◆ TASK DESCRIPTION: Give back every entry exactly as it is written, but not the pictures.
(DATA UNDER STUDY)
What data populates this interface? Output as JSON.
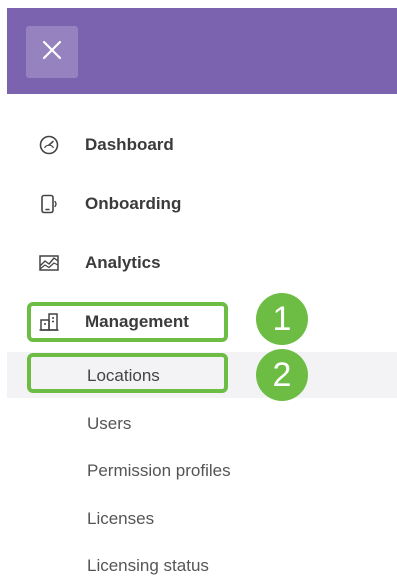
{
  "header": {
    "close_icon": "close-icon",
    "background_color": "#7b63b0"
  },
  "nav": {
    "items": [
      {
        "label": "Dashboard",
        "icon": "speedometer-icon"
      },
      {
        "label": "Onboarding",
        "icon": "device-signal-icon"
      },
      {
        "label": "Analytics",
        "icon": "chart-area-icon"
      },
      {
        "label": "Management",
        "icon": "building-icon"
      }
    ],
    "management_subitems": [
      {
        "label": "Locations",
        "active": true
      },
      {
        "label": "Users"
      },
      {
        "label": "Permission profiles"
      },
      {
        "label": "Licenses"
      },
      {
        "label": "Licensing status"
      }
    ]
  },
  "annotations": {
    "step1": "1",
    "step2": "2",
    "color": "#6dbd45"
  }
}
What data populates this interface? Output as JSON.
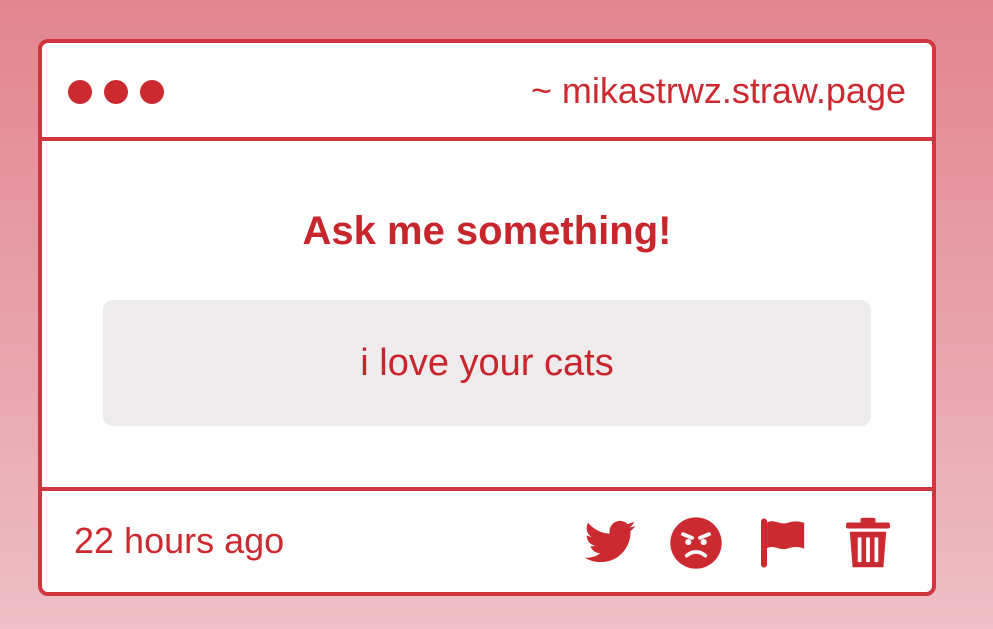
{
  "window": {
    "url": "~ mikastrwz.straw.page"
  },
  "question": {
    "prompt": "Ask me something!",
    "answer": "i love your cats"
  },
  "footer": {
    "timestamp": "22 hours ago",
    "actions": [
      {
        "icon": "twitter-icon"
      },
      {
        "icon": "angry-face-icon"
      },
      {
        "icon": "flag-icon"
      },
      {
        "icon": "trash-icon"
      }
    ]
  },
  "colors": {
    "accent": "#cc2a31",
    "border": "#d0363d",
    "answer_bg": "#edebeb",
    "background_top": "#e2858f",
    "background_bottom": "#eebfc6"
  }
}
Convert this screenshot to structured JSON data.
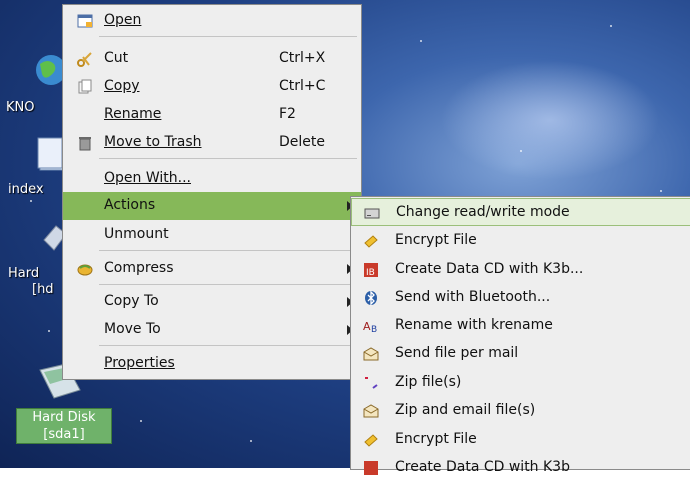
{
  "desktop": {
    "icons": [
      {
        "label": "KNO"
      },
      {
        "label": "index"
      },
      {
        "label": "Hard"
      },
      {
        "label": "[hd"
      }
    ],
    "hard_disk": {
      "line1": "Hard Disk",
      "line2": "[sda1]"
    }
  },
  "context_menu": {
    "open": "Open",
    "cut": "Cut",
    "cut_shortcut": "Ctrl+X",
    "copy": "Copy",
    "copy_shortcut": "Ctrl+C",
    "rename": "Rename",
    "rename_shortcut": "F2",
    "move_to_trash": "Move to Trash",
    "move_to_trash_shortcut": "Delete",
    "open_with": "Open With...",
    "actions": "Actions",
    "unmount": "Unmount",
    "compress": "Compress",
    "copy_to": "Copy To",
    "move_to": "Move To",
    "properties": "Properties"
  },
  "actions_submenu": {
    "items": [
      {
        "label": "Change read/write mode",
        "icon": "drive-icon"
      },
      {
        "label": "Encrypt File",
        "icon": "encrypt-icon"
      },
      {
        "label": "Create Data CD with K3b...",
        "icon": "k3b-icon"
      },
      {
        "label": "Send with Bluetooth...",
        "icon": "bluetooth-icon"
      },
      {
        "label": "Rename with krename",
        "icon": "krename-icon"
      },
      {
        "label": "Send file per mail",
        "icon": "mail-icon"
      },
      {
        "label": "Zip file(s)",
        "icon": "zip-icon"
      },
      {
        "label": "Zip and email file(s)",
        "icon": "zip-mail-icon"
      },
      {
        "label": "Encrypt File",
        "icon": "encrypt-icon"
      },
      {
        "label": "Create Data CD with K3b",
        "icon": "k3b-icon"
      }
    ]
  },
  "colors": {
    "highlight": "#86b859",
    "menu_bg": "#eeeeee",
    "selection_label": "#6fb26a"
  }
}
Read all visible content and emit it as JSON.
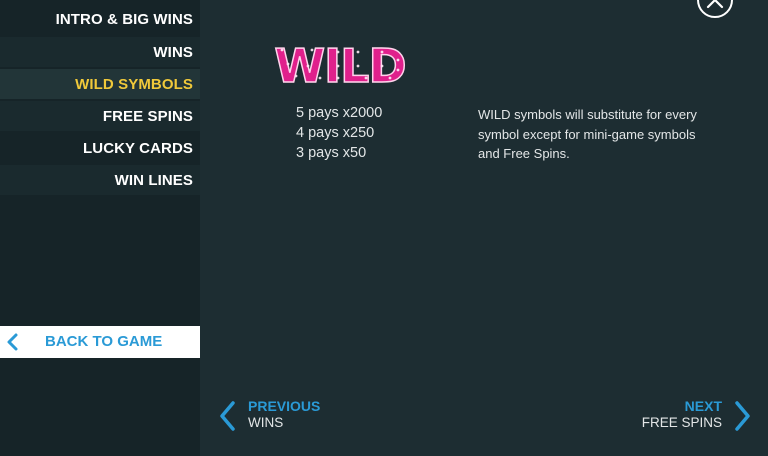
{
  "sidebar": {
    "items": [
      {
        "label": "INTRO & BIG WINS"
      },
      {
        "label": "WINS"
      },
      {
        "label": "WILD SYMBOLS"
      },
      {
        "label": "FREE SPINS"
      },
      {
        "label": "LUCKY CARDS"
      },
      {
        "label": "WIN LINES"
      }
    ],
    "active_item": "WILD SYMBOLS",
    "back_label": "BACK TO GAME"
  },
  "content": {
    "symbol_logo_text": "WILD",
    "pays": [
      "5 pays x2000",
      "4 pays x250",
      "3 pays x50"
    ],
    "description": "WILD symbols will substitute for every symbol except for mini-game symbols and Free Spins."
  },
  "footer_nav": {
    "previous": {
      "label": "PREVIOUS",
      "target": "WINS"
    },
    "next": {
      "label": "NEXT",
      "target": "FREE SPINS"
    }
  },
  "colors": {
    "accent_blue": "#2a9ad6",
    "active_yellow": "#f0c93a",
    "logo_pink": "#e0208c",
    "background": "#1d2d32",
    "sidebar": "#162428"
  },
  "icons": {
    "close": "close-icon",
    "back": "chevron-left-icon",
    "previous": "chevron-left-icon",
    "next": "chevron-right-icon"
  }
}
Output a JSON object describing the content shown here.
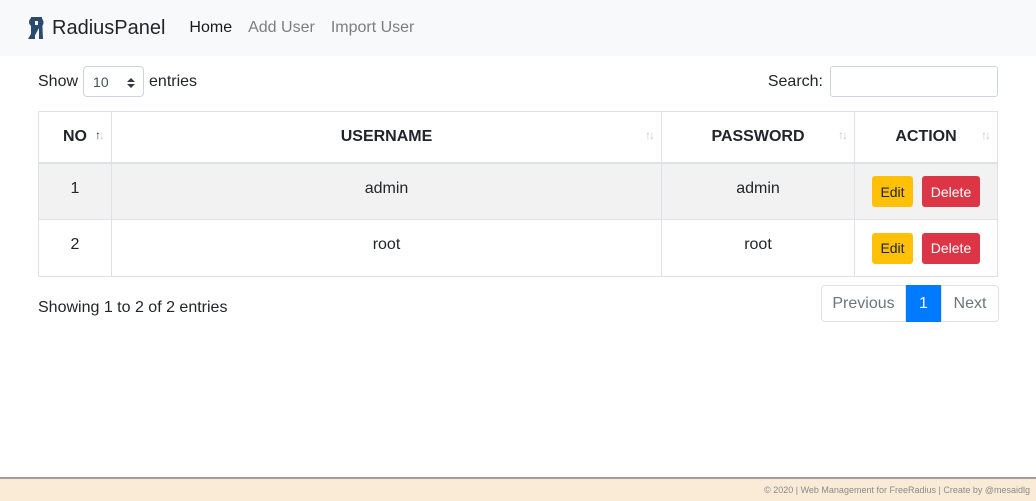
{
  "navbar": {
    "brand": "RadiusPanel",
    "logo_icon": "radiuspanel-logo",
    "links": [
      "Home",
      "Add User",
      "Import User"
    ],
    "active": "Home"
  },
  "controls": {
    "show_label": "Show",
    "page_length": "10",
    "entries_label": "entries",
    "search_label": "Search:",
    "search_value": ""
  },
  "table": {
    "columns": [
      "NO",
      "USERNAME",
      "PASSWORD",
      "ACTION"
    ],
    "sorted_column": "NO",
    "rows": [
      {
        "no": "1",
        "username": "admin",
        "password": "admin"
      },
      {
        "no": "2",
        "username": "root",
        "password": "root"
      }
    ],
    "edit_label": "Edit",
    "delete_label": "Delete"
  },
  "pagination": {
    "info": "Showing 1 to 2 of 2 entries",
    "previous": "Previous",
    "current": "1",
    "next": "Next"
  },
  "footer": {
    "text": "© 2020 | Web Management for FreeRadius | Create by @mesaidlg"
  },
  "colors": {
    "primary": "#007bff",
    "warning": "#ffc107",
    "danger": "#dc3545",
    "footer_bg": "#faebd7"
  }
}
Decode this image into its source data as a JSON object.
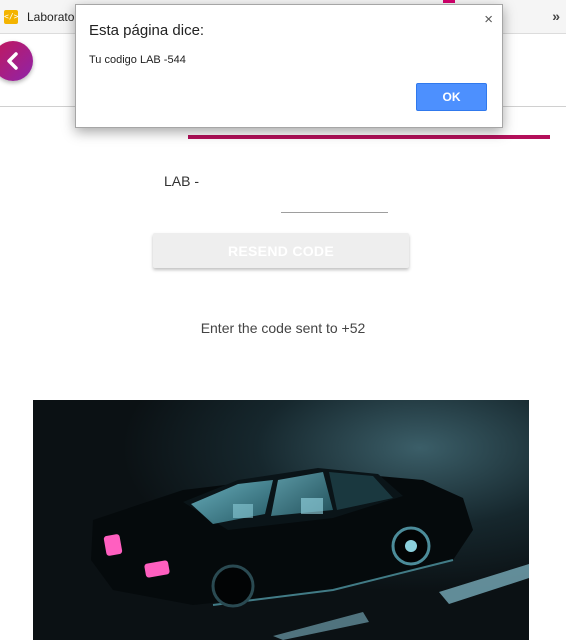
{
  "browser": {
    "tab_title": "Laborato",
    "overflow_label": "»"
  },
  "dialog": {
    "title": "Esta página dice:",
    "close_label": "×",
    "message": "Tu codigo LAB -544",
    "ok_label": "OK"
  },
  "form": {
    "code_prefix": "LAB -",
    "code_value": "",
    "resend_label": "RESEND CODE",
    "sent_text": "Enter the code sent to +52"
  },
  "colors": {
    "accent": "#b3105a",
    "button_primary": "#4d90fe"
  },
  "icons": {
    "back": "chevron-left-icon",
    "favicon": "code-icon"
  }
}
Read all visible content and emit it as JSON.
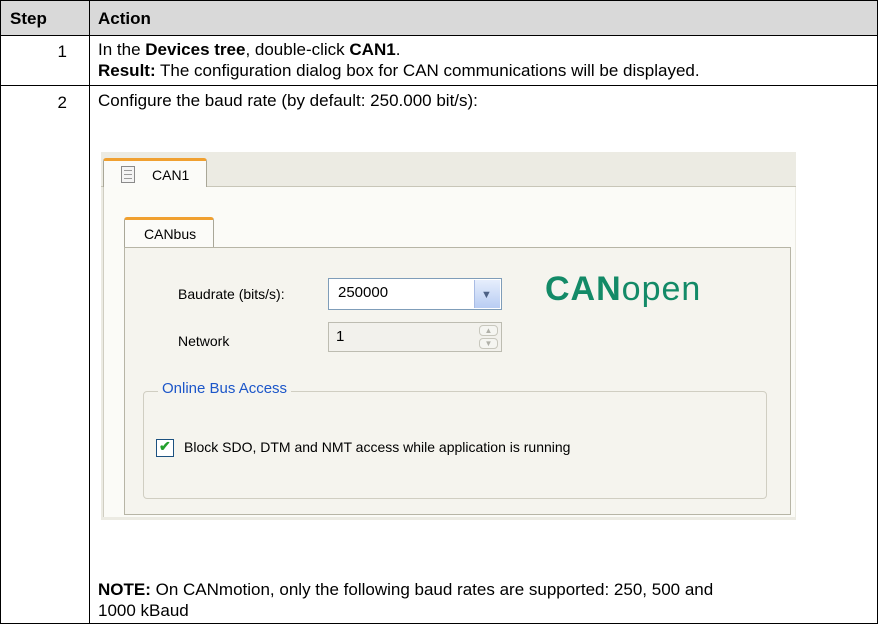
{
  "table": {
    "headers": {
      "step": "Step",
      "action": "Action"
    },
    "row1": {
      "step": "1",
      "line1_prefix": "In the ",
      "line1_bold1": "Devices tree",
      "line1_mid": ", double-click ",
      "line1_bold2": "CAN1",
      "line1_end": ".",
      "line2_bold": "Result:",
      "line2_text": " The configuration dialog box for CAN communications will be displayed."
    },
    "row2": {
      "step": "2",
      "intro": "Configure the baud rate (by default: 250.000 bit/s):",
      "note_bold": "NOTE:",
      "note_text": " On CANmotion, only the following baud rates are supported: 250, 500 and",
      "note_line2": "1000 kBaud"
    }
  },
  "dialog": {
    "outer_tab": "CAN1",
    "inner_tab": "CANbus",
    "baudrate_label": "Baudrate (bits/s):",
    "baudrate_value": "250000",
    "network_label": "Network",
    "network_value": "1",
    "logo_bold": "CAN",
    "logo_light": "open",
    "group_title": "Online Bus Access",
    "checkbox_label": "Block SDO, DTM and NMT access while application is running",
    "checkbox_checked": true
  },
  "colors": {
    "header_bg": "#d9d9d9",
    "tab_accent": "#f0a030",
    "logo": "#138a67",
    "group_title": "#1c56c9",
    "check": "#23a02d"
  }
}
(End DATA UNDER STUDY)
◆ SOLUTION FOR THIS EXERCISE:
What data populates this interface? Output as JSON.
{
  "header": {
    "close_icon": "close-icon",
    "background_color": "#7b63b0"
  },
  "nav": {
    "items": [
      {
        "label": "Dashboard",
        "icon": "speedometer-icon"
      },
      {
        "label": "Onboarding",
        "icon": "device-signal-icon"
      },
      {
        "label": "Analytics",
        "icon": "chart-area-icon"
      },
      {
        "label": "Management",
        "icon": "building-icon"
      }
    ],
    "management_subitems": [
      {
        "label": "Locations",
        "active": true
      },
      {
        "label": "Users"
      },
      {
        "label": "Permission profiles"
      },
      {
        "label": "Licenses"
      },
      {
        "label": "Licensing status"
      }
    ]
  },
  "annotations": {
    "step1": "1",
    "step2": "2",
    "color": "#6dbd45"
  }
}
What data populates this interface? Output as JSON.
{
  "window": {
    "url": "~ mikastrwz.straw.page"
  },
  "question": {
    "prompt": "Ask me something!",
    "answer": "i love your cats"
  },
  "footer": {
    "timestamp": "22 hours ago",
    "actions": [
      {
        "icon": "twitter-icon"
      },
      {
        "icon": "angry-face-icon"
      },
      {
        "icon": "flag-icon"
      },
      {
        "icon": "trash-icon"
      }
    ]
  },
  "colors": {
    "accent": "#cc2a31",
    "border": "#d0363d",
    "answer_bg": "#edebeb",
    "background_top": "#e2858f",
    "background_bottom": "#eebfc6"
  }
}
Convert this screenshot to structured JSON data.
{
  "desktop": {
    "icons": [
      {
        "label": "KNO"
      },
      {
        "label": "index"
      },
      {
        "label": "Hard"
      },
      {
        "label": "[hd"
      }
    ],
    "hard_disk": {
      "line1": "Hard Disk",
      "line2": "[sda1]"
    }
  },
  "context_menu": {
    "open": "Open",
    "cut": "Cut",
    "cut_shortcut": "Ctrl+X",
    "copy": "Copy",
    "copy_shortcut": "Ctrl+C",
    "rename": "Rename",
    "rename_shortcut": "F2",
    "move_to_trash": "Move to Trash",
    "move_to_trash_shortcut": "Delete",
    "open_with": "Open With...",
    "actions": "Actions",
    "unmount": "Unmount",
    "compress": "Compress",
    "copy_to": "Copy To",
    "move_to": "Move To",
    "properties": "Properties"
  },
  "actions_submenu": {
    "items": [
      {
        "label": "Change read/write mode",
        "icon": "drive-icon"
      },
      {
        "label": "Encrypt File",
        "icon": "encrypt-icon"
      },
      {
        "label": "Create Data CD with K3b...",
        "icon": "k3b-icon"
      },
      {
        "label": "Send with Bluetooth...",
        "icon": "bluetooth-icon"
      },
      {
        "label": "Rename with krename",
        "icon": "krename-icon"
      },
      {
        "label": "Send file per mail",
        "icon": "mail-icon"
      },
      {
        "label": "Zip file(s)",
        "icon": "zip-icon"
      },
      {
        "label": "Zip and email file(s)",
        "icon": "zip-mail-icon"
      },
      {
        "label": "Encrypt File",
        "icon": "encrypt-icon"
      },
      {
        "label": "Create Data CD with K3b",
        "icon": "k3b-icon"
      }
    ]
  },
  "colors": {
    "highlight": "#86b859",
    "menu_bg": "#eeeeee",
    "selection_label": "#6fb26a"
  }
}
Read all visible content and emit it as JSON.
{
  "sidebar": {
    "items": [
      {
        "label": "INTRO & BIG WINS"
      },
      {
        "label": "WINS"
      },
      {
        "label": "WILD SYMBOLS"
      },
      {
        "label": "FREE SPINS"
      },
      {
        "label": "LUCKY CARDS"
      },
      {
        "label": "WIN LINES"
      }
    ],
    "active_item": "WILD SYMBOLS",
    "back_label": "BACK TO GAME"
  },
  "content": {
    "symbol_logo_text": "WILD",
    "pays": [
      "5 pays x2000",
      "4 pays x250",
      "3 pays x50"
    ],
    "description": "WILD symbols will substitute for every symbol except for mini-game symbols and Free Spins."
  },
  "footer_nav": {
    "previous": {
      "label": "PREVIOUS",
      "target": "WINS"
    },
    "next": {
      "label": "NEXT",
      "target": "FREE SPINS"
    }
  },
  "colors": {
    "accent_blue": "#2a9ad6",
    "active_yellow": "#f0c93a",
    "logo_pink": "#e0208c",
    "background": "#1d2d32",
    "sidebar": "#162428"
  },
  "icons": {
    "close": "close-icon",
    "back": "chevron-left-icon",
    "previous": "chevron-left-icon",
    "next": "chevron-right-icon"
  }
}
Output a JSON object describing the content shown here.
{
  "navbar": {
    "brand": "RadiusPanel",
    "logo_icon": "radiuspanel-logo",
    "links": [
      "Home",
      "Add User",
      "Import User"
    ],
    "active": "Home"
  },
  "controls": {
    "show_label": "Show",
    "page_length": "10",
    "entries_label": "entries",
    "search_label": "Search:",
    "search_value": ""
  },
  "table": {
    "columns": [
      "NO",
      "USERNAME",
      "PASSWORD",
      "ACTION"
    ],
    "sorted_column": "NO",
    "rows": [
      {
        "no": "1",
        "username": "admin",
        "password": "admin"
      },
      {
        "no": "2",
        "username": "root",
        "password": "root"
      }
    ],
    "edit_label": "Edit",
    "delete_label": "Delete"
  },
  "pagination": {
    "info": "Showing 1 to 2 of 2 entries",
    "previous": "Previous",
    "current": "1",
    "next": "Next"
  },
  "footer": {
    "text": "© 2020 | Web Management for FreeRadius | Create by @mesaidlg"
  },
  "colors": {
    "primary": "#007bff",
    "warning": "#ffc107",
    "danger": "#dc3545",
    "footer_bg": "#faebd7"
  }
}
Decode this image into its source data as a JSON object.
{
  "browser": {
    "tab_title": "Laborato",
    "overflow_label": "»"
  },
  "dialog": {
    "title": "Esta página dice:",
    "close_label": "×",
    "message": "Tu codigo LAB -544",
    "ok_label": "OK"
  },
  "form": {
    "code_prefix": "LAB -",
    "code_value": "",
    "resend_label": "RESEND CODE",
    "sent_text": "Enter the code sent to +52"
  },
  "colors": {
    "accent": "#b3105a",
    "button_primary": "#4d90fe"
  },
  "icons": {
    "back": "chevron-left-icon",
    "favicon": "code-icon"
  }
}
Read all visible content and emit it as JSON.
{
  "table": {
    "headers": {
      "step": "Step",
      "action": "Action"
    },
    "row1": {
      "step": "1",
      "line1_prefix": "In the ",
      "line1_bold1": "Devices tree",
      "line1_mid": ", double-click ",
      "line1_bold2": "CAN1",
      "line1_end": ".",
      "line2_bold": "Result:",
      "line2_text": " The configuration dialog box for CAN communications will be displayed."
    },
    "row2": {
      "step": "2",
      "intro": "Configure the baud rate (by default: 250.000 bit/s):",
      "note_bold": "NOTE:",
      "note_text": " On CANmotion, only the following baud rates are supported: 250, 500 and",
      "note_line2": "1000 kBaud"
    }
  },
  "dialog": {
    "outer_tab": "CAN1",
    "inner_tab": "CANbus",
    "baudrate_label": "Baudrate (bits/s):",
    "baudrate_value": "250000",
    "network_label": "Network",
    "network_value": "1",
    "logo_bold": "CAN",
    "logo_light": "open",
    "group_title": "Online Bus Access",
    "checkbox_label": "Block SDO, DTM and NMT access while application is running",
    "checkbox_checked": true
  },
  "colors": {
    "header_bg": "#d9d9d9",
    "tab_accent": "#f0a030",
    "logo": "#138a67",
    "group_title": "#1c56c9",
    "check": "#23a02d"
  }
}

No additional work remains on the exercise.